[EXTRACTED ENTRIES — start]

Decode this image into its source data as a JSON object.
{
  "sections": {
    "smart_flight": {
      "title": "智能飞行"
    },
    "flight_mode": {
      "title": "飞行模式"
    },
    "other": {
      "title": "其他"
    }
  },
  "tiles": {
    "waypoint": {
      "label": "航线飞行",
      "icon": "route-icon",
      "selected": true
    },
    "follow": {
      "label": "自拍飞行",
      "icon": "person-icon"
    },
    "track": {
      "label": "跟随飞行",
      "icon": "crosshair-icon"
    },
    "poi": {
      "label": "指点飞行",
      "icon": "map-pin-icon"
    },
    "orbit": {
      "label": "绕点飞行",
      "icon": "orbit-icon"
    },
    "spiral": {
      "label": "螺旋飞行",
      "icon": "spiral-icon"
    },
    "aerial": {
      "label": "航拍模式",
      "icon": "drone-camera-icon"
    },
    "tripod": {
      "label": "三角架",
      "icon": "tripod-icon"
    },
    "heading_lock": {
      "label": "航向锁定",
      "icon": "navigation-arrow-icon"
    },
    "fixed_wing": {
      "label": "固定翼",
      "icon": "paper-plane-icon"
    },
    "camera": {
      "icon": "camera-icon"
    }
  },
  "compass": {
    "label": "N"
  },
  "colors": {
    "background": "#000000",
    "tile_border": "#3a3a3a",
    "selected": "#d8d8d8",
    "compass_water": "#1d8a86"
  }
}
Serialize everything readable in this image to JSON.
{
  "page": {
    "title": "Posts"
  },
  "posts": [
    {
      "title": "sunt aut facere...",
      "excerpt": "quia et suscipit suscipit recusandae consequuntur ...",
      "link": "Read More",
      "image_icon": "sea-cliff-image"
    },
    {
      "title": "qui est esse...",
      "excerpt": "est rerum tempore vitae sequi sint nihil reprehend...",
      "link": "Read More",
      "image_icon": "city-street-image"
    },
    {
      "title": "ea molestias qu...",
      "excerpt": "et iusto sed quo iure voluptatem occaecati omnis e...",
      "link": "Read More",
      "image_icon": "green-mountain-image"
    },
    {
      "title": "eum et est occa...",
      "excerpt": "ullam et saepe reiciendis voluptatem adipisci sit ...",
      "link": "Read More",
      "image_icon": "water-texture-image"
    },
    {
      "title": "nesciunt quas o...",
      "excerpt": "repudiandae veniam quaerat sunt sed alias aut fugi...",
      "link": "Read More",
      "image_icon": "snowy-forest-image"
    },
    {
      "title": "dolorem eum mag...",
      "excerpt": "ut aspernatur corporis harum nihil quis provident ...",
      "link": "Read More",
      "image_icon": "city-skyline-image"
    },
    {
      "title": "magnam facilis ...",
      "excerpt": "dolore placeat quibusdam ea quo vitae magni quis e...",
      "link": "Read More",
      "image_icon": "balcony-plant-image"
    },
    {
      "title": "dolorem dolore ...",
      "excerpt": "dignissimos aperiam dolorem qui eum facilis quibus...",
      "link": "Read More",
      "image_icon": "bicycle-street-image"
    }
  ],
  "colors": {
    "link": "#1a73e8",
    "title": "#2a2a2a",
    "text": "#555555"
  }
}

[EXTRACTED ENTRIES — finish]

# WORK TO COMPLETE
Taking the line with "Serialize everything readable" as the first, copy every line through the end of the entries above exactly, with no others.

# EXPECTED OUTPUT
Serialize everything readable in this image to JSON.
{
  "page": {
    "title": "Posts"
  },
  "posts": [
    {
      "title": "sunt aut facere...",
      "excerpt": "quia et suscipit suscipit recusandae consequuntur ...",
      "link": "Read More",
      "image_icon": "sea-cliff-image"
    },
    {
      "title": "qui est esse...",
      "excerpt": "est rerum tempore vitae sequi sint nihil reprehend...",
      "link": "Read More",
      "image_icon": "city-street-image"
    },
    {
      "title": "ea molestias qu...",
      "excerpt": "et iusto sed quo iure voluptatem occaecati omnis e...",
      "link": "Read More",
      "image_icon": "green-mountain-image"
    },
    {
      "title": "eum et est occa...",
      "excerpt": "ullam et saepe reiciendis voluptatem adipisci sit ...",
      "link": "Read More",
      "image_icon": "water-texture-image"
    },
    {
      "title": "nesciunt quas o...",
      "excerpt": "repudiandae veniam quaerat sunt sed alias aut fugi...",
      "link": "Read More",
      "image_icon": "snowy-forest-image"
    },
    {
      "title": "dolorem eum mag...",
      "excerpt": "ut aspernatur corporis harum nihil quis provident ...",
      "link": "Read More",
      "image_icon": "city-skyline-image"
    },
    {
      "title": "magnam facilis ...",
      "excerpt": "dolore placeat quibusdam ea quo vitae magni quis e...",
      "link": "Read More",
      "image_icon": "balcony-plant-image"
    },
    {
      "title": "dolorem dolore ...",
      "excerpt": "dignissimos aperiam dolorem qui eum facilis quibus...",
      "link": "Read More",
      "image_icon": "bicycle-street-image"
    }
  ],
  "colors": {
    "link": "#1a73e8",
    "title": "#2a2a2a",
    "text": "#555555"
  }
}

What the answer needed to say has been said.